Typhoon Damrey, the 12th major storm to hit Vietnam this year, made landfall yesterday with winds of up to 90km/h that damaged more than 40,000 homes, knocked down electricity poles and uprooted trees.

The state's Steering Committee for Disaster Prevention said 27 people were now counted dead and 22 were missing.

It said 626 houses had collapsed entirely in a trail of destruction that has forced the evacuation of more than 30,000 people.

Heavy rain and high winds lashed the coastal strip this morning.

Flooding led to a 30km tailback on Vietnam's main north-south highway in Thua Thien Hue province.

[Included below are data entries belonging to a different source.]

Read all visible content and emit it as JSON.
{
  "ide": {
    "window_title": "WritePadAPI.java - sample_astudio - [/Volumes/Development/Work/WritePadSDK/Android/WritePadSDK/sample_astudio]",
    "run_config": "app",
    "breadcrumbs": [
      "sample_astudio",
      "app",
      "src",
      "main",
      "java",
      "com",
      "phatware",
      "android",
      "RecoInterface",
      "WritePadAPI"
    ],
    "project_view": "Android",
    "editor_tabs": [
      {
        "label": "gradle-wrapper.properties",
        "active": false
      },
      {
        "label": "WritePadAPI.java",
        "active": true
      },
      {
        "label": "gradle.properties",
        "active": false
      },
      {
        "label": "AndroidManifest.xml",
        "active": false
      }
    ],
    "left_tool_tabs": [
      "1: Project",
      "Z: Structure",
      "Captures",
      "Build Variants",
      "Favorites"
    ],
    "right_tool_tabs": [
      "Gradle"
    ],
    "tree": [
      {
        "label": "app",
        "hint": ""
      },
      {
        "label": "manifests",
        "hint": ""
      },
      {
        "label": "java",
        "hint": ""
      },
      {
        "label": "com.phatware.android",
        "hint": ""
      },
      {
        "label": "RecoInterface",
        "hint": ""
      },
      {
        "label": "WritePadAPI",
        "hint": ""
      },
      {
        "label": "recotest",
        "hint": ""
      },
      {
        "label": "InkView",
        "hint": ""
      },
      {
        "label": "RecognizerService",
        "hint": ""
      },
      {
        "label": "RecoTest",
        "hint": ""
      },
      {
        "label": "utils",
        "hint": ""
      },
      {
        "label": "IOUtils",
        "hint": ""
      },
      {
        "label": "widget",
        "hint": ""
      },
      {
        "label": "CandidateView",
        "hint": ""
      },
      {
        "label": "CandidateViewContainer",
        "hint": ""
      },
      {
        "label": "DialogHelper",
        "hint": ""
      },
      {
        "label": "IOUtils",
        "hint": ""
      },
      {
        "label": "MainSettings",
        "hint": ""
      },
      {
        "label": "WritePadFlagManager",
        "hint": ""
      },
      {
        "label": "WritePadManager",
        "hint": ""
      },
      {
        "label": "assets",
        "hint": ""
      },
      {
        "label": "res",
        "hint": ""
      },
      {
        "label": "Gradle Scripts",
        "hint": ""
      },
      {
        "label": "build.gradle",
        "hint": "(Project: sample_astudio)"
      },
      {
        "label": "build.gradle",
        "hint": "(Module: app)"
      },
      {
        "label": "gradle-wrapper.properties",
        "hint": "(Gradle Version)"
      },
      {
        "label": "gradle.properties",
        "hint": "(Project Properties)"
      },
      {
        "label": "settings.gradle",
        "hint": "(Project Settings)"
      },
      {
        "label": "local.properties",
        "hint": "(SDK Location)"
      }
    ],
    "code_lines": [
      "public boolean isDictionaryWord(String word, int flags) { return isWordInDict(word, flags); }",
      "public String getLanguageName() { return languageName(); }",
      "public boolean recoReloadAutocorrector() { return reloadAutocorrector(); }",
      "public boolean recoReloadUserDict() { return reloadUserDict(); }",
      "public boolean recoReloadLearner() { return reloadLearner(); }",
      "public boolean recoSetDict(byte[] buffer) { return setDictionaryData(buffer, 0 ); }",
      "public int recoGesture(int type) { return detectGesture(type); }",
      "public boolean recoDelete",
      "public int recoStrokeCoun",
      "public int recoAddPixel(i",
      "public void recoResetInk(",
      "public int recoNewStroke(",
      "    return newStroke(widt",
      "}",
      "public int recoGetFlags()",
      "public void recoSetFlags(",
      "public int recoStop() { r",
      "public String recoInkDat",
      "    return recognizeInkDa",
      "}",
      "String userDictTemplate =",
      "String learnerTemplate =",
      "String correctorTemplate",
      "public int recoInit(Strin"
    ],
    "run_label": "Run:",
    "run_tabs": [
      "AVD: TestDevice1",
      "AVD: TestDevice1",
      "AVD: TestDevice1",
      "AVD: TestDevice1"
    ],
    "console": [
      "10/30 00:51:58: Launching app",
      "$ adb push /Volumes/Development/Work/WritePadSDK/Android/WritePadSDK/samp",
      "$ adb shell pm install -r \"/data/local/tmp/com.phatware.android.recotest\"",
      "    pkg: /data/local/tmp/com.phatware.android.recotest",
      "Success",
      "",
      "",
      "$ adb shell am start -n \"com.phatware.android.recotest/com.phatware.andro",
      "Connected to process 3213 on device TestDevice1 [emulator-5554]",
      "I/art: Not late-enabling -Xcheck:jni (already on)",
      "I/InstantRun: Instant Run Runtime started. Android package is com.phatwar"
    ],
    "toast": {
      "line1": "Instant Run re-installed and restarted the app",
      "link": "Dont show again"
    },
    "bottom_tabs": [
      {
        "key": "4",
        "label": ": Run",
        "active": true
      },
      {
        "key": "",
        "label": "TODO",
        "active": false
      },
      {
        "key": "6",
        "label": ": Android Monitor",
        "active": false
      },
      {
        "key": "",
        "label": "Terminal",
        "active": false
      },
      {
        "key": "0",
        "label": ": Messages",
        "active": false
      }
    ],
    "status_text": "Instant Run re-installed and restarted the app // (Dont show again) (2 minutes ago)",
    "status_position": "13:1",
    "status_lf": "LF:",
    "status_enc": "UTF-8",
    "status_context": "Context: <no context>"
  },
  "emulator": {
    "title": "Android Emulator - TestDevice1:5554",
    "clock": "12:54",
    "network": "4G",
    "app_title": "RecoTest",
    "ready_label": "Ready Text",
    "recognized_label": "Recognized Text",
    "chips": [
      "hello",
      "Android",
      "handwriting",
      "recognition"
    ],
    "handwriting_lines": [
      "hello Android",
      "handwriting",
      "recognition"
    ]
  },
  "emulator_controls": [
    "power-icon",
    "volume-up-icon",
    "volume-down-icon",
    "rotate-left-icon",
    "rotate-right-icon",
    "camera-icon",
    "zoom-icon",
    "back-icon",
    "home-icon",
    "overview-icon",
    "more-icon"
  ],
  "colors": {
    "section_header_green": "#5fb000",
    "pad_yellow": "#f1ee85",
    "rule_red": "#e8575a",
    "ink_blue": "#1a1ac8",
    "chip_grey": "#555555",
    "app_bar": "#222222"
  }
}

The national disaster agency forecast that the rain would last until Tuesday and that flooding could worsen.

Tanks were mobilised to help with rescue efforts.

"The floodwaters are rising very fast," said Dinh Cong Hoa, deputy commander of the provincial military command in Nha Trang, which bore the brunt of the typhoon.

Local residents stand inside their flooded home

One middle-aged woman in Nha Trang, Vo Thi Tuyet Anh, told state television: "I’ve never seen such a strong storm since I was born."

Danang, where the Asia-Pacific Economic Cooperation (APEC) summit is taking place this week, is around 500km to the north of Nha Trang. It also suffered.

A gateway proclaiming "Welcome to Danang" collapsed in the storm, state media said.

Authorities in the area called on citizens to volunteer to help clean up.

Danang will host US President Donald Trump from 10 November,as well as China's Xi Jinping, Russia's Vladimir Putin and counterparts from other APEC members.

The storm moved from the coastal area into a key coffee-growing region of the world's biggest producer of robusta coffee beans.

Traders had expected the storm to delay harvesting, but were not sure whether it would damage the crop.

The government said yesterday more than 40,000 hectares of crops had been damaged, including sugar cane, rice fields and rubber plantations.

Floods killed more than 80 people in northern Vietnam last month, while a typhoon wreaked havoc in central provinces in September.

The country of more than 90 million people is prone to destructive storms and flooding due to its long coastline.